• WORK INSTRUCTIONS: Send back every line of the data exactly.

┄┄┄┄┄┄┄┄┄┄

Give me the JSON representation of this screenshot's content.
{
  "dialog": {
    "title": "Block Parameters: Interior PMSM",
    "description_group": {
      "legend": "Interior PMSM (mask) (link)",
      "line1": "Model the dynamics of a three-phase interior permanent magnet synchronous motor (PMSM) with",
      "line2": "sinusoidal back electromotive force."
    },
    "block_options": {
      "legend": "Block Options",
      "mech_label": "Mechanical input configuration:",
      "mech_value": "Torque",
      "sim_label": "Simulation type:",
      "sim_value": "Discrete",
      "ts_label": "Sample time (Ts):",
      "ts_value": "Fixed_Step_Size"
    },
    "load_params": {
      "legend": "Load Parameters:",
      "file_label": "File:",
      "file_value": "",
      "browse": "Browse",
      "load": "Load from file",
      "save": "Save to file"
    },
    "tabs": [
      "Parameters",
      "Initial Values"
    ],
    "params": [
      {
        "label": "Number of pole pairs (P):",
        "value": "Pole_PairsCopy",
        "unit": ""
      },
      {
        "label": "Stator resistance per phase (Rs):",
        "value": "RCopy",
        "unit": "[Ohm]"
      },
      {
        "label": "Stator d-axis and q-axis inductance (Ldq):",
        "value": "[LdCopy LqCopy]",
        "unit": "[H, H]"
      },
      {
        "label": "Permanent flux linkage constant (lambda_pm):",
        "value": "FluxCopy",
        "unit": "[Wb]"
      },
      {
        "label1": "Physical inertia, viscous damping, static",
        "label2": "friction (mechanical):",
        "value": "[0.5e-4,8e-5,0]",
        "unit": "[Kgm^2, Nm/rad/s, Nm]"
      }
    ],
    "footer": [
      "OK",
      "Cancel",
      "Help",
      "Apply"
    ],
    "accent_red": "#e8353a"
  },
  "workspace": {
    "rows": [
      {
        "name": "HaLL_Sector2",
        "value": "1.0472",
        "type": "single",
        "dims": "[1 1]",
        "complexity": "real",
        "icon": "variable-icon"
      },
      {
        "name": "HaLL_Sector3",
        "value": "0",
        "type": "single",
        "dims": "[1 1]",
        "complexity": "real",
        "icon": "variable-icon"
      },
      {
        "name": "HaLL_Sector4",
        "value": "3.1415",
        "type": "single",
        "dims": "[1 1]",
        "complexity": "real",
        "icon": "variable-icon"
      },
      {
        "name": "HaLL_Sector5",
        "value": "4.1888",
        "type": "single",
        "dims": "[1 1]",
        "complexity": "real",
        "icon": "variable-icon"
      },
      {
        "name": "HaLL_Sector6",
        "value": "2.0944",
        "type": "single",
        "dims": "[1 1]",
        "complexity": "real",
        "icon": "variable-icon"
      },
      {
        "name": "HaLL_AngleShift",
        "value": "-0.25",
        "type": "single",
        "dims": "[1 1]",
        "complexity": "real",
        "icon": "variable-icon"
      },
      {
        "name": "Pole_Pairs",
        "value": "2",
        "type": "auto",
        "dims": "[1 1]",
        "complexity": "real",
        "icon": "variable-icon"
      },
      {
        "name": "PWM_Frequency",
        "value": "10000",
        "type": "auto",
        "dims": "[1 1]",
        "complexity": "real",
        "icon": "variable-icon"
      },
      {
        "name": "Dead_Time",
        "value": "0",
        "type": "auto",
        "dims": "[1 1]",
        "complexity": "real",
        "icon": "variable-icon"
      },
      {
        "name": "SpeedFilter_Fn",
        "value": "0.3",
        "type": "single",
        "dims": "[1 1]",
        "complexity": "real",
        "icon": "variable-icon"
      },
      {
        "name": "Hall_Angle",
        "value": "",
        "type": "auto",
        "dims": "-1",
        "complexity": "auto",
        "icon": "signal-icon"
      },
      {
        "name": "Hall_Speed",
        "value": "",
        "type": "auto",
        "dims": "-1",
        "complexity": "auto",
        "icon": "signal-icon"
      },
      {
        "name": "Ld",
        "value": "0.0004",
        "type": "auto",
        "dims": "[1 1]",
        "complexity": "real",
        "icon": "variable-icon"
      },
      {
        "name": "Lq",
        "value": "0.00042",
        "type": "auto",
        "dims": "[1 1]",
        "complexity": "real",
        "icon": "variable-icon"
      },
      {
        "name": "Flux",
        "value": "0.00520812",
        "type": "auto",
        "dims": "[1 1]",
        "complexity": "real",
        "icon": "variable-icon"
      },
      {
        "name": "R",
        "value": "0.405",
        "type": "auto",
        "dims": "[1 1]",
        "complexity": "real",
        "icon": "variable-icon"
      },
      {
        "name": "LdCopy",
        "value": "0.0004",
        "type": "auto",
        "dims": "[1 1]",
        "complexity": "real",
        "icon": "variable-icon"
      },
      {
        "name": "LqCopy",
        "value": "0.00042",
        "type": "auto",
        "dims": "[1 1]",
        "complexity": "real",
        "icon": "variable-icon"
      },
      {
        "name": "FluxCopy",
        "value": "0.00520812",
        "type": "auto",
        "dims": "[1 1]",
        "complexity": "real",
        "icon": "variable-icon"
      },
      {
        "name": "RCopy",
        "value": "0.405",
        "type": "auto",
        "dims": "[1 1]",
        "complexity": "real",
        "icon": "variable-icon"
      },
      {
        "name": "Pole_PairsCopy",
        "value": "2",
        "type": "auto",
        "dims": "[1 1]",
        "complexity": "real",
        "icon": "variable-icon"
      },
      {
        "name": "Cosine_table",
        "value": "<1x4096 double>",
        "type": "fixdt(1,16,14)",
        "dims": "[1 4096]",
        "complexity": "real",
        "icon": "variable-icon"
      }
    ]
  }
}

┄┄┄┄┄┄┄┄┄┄

• TASK OUTPUT:
Give me the JSON representation of this screenshot's content.
{
  "dialog": {
    "title": "Block Parameters: Interior PMSM",
    "description_group": {
      "legend": "Interior PMSM (mask) (link)",
      "line1": "Model the dynamics of a three-phase interior permanent magnet synchronous motor (PMSM) with",
      "line2": "sinusoidal back electromotive force."
    },
    "block_options": {
      "legend": "Block Options",
      "mech_label": "Mechanical input configuration:",
      "mech_value": "Torque",
      "sim_label": "Simulation type:",
      "sim_value": "Discrete",
      "ts_label": "Sample time (Ts):",
      "ts_value": "Fixed_Step_Size"
    },
    "load_params": {
      "legend": "Load Parameters:",
      "file_label": "File:",
      "file_value": "",
      "browse": "Browse",
      "load": "Load from file",
      "save": "Save to file"
    },
    "tabs": [
      "Parameters",
      "Initial Values"
    ],
    "params": [
      {
        "label": "Number of pole pairs (P):",
        "value": "Pole_PairsCopy",
        "unit": ""
      },
      {
        "label": "Stator resistance per phase (Rs):",
        "value": "RCopy",
        "unit": "[Ohm]"
      },
      {
        "label": "Stator d-axis and q-axis inductance (Ldq):",
        "value": "[LdCopy LqCopy]",
        "unit": "[H, H]"
      },
      {
        "label": "Permanent flux linkage constant (lambda_pm):",
        "value": "FluxCopy",
        "unit": "[Wb]"
      },
      {
        "label1": "Physical inertia, viscous damping, static",
        "label2": "friction (mechanical):",
        "value": "[0.5e-4,8e-5,0]",
        "unit": "[Kgm^2, Nm/rad/s, Nm]"
      }
    ],
    "footer": [
      "OK",
      "Cancel",
      "Help",
      "Apply"
    ],
    "accent_red": "#e8353a"
  },
  "workspace": {
    "rows": [
      {
        "name": "HaLL_Sector2",
        "value": "1.0472",
        "type": "single",
        "dims": "[1 1]",
        "complexity": "real",
        "icon": "variable-icon"
      },
      {
        "name": "HaLL_Sector3",
        "value": "0",
        "type": "single",
        "dims": "[1 1]",
        "complexity": "real",
        "icon": "variable-icon"
      },
      {
        "name": "HaLL_Sector4",
        "value": "3.1415",
        "type": "single",
        "dims": "[1 1]",
        "complexity": "real",
        "icon": "variable-icon"
      },
      {
        "name": "HaLL_Sector5",
        "value": "4.1888",
        "type": "single",
        "dims": "[1 1]",
        "complexity": "real",
        "icon": "variable-icon"
      },
      {
        "name": "HaLL_Sector6",
        "value": "2.0944",
        "type": "single",
        "dims": "[1 1]",
        "complexity": "real",
        "icon": "variable-icon"
      },
      {
        "name": "HaLL_AngleShift",
        "value": "-0.25",
        "type": "single",
        "dims": "[1 1]",
        "complexity": "real",
        "icon": "variable-icon"
      },
      {
        "name": "Pole_Pairs",
        "value": "2",
        "type": "auto",
        "dims": "[1 1]",
        "complexity": "real",
        "icon": "variable-icon"
      },
      {
        "name": "PWM_Frequency",
        "value": "10000",
        "type": "auto",
        "dims": "[1 1]",
        "complexity": "real",
        "icon": "variable-icon"
      },
      {
        "name": "Dead_Time",
        "value": "0",
        "type": "auto",
        "dims": "[1 1]",
        "complexity": "real",
        "icon": "variable-icon"
      },
      {
        "name": "SpeedFilter_Fn",
        "value": "0.3",
        "type": "single",
        "dims": "[1 1]",
        "complexity": "real",
        "icon": "variable-icon"
      },
      {
        "name": "Hall_Angle",
        "value": "",
        "type": "auto",
        "dims": "-1",
        "complexity": "auto",
        "icon": "signal-icon"
      },
      {
        "name": "Hall_Speed",
        "value": "",
        "type": "auto",
        "dims": "-1",
        "complexity": "auto",
        "icon": "signal-icon"
      },
      {
        "name": "Ld",
        "value": "0.0004",
        "type": "auto",
        "dims": "[1 1]",
        "complexity": "real",
        "icon": "variable-icon"
      },
      {
        "name": "Lq",
        "value": "0.00042",
        "type": "auto",
        "dims": "[1 1]",
        "complexity": "real",
        "icon": "variable-icon"
      },
      {
        "name": "Flux",
        "value": "0.00520812",
        "type": "auto",
        "dims": "[1 1]",
        "complexity": "real",
        "icon": "variable-icon"
      },
      {
        "name": "R",
        "value": "0.405",
        "type": "auto",
        "dims": "[1 1]",
        "complexity": "real",
        "icon": "variable-icon"
      },
      {
        "name": "LdCopy",
        "value": "0.0004",
        "type": "auto",
        "dims": "[1 1]",
        "complexity": "real",
        "icon": "variable-icon"
      },
      {
        "name": "LqCopy",
        "value": "0.00042",
        "type": "auto",
        "dims": "[1 1]",
        "complexity": "real",
        "icon": "variable-icon"
      },
      {
        "name": "FluxCopy",
        "value": "0.00520812",
        "type": "auto",
        "dims": "[1 1]",
        "complexity": "real",
        "icon": "variable-icon"
      },
      {
        "name": "RCopy",
        "value": "0.405",
        "type": "auto",
        "dims": "[1 1]",
        "complexity": "real",
        "icon": "variable-icon"
      },
      {
        "name": "Pole_PairsCopy",
        "value": "2",
        "type": "auto",
        "dims": "[1 1]",
        "complexity": "real",
        "icon": "variable-icon"
      },
      {
        "name": "Cosine_table",
        "value": "<1x4096 double>",
        "type": "fixdt(1,16,14)",
        "dims": "[1 4096]",
        "complexity": "real",
        "icon": "variable-icon"
      }
    ]
  }
}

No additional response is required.